* _Data shown_:

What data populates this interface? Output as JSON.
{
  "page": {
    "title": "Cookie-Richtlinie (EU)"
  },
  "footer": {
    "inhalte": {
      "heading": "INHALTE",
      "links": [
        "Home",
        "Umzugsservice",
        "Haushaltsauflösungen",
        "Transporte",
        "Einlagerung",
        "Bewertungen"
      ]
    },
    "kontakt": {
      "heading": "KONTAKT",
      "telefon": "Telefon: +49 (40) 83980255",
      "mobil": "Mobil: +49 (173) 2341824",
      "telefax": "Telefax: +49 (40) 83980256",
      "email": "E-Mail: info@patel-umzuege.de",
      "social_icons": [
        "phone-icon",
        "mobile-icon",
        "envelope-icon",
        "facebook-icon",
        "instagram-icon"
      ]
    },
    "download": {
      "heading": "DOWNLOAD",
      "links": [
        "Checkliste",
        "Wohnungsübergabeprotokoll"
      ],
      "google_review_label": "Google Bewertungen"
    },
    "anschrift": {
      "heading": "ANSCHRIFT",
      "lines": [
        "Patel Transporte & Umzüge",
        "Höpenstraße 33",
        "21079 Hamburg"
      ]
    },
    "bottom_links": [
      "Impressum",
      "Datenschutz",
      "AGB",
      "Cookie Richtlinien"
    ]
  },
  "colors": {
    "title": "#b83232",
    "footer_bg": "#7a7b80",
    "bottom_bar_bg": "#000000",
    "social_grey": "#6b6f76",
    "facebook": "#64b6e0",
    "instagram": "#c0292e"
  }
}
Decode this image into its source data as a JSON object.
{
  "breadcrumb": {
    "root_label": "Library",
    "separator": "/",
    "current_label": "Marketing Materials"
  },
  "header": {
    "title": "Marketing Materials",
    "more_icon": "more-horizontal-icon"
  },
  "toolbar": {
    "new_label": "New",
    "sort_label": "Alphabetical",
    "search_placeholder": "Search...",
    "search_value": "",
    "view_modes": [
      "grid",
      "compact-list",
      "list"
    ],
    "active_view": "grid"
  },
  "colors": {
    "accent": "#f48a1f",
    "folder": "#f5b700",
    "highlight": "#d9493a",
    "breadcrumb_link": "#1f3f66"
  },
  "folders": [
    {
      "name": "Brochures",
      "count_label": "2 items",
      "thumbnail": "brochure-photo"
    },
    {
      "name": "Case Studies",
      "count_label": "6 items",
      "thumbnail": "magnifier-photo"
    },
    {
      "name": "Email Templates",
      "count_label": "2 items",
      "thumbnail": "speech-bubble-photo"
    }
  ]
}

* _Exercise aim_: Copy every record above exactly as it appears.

* _Answer box_:
What data populates this interface? Output as JSON.
{
  "page": {
    "title": "Cookie-Richtlinie (EU)"
  },
  "footer": {
    "inhalte": {
      "heading": "INHALTE",
      "links": [
        "Home",
        "Umzugsservice",
        "Haushaltsauflösungen",
        "Transporte",
        "Einlagerung",
        "Bewertungen"
      ]
    },
    "kontakt": {
      "heading": "KONTAKT",
      "telefon": "Telefon: +49 (40) 83980255",
      "mobil": "Mobil: +49 (173) 2341824",
      "telefax": "Telefax: +49 (40) 83980256",
      "email": "E-Mail: info@patel-umzuege.de",
      "social_icons": [
        "phone-icon",
        "mobile-icon",
        "envelope-icon",
        "facebook-icon",
        "instagram-icon"
      ]
    },
    "download": {
      "heading": "DOWNLOAD",
      "links": [
        "Checkliste",
        "Wohnungsübergabeprotokoll"
      ],
      "google_review_label": "Google Bewertungen"
    },
    "anschrift": {
      "heading": "ANSCHRIFT",
      "lines": [
        "Patel Transporte & Umzüge",
        "Höpenstraße 33",
        "21079 Hamburg"
      ]
    },
    "bottom_links": [
      "Impressum",
      "Datenschutz",
      "AGB",
      "Cookie Richtlinien"
    ]
  },
  "colors": {
    "title": "#b83232",
    "footer_bg": "#7a7b80",
    "bottom_bar_bg": "#000000",
    "social_grey": "#6b6f76",
    "facebook": "#64b6e0",
    "instagram": "#c0292e"
  }
}
Decode this image into its source data as a JSON object.
{
  "breadcrumb": {
    "root_label": "Library",
    "separator": "/",
    "current_label": "Marketing Materials"
  },
  "header": {
    "title": "Marketing Materials",
    "more_icon": "more-horizontal-icon"
  },
  "toolbar": {
    "new_label": "New",
    "sort_label": "Alphabetical",
    "search_placeholder": "Search...",
    "search_value": "",
    "view_modes": [
      "grid",
      "compact-list",
      "list"
    ],
    "active_view": "grid"
  },
  "colors": {
    "accent": "#f48a1f",
    "folder": "#f5b700",
    "highlight": "#d9493a",
    "breadcrumb_link": "#1f3f66"
  },
  "folders": [
    {
      "name": "Brochures",
      "count_label": "2 items",
      "thumbnail": "brochure-photo"
    },
    {
      "name": "Case Studies",
      "count_label": "6 items",
      "thumbnail": "magnifier-photo"
    },
    {
      "name": "Email Templates",
      "count_label": "2 items",
      "thumbnail": "speech-bubble-photo"
    }
  ]
}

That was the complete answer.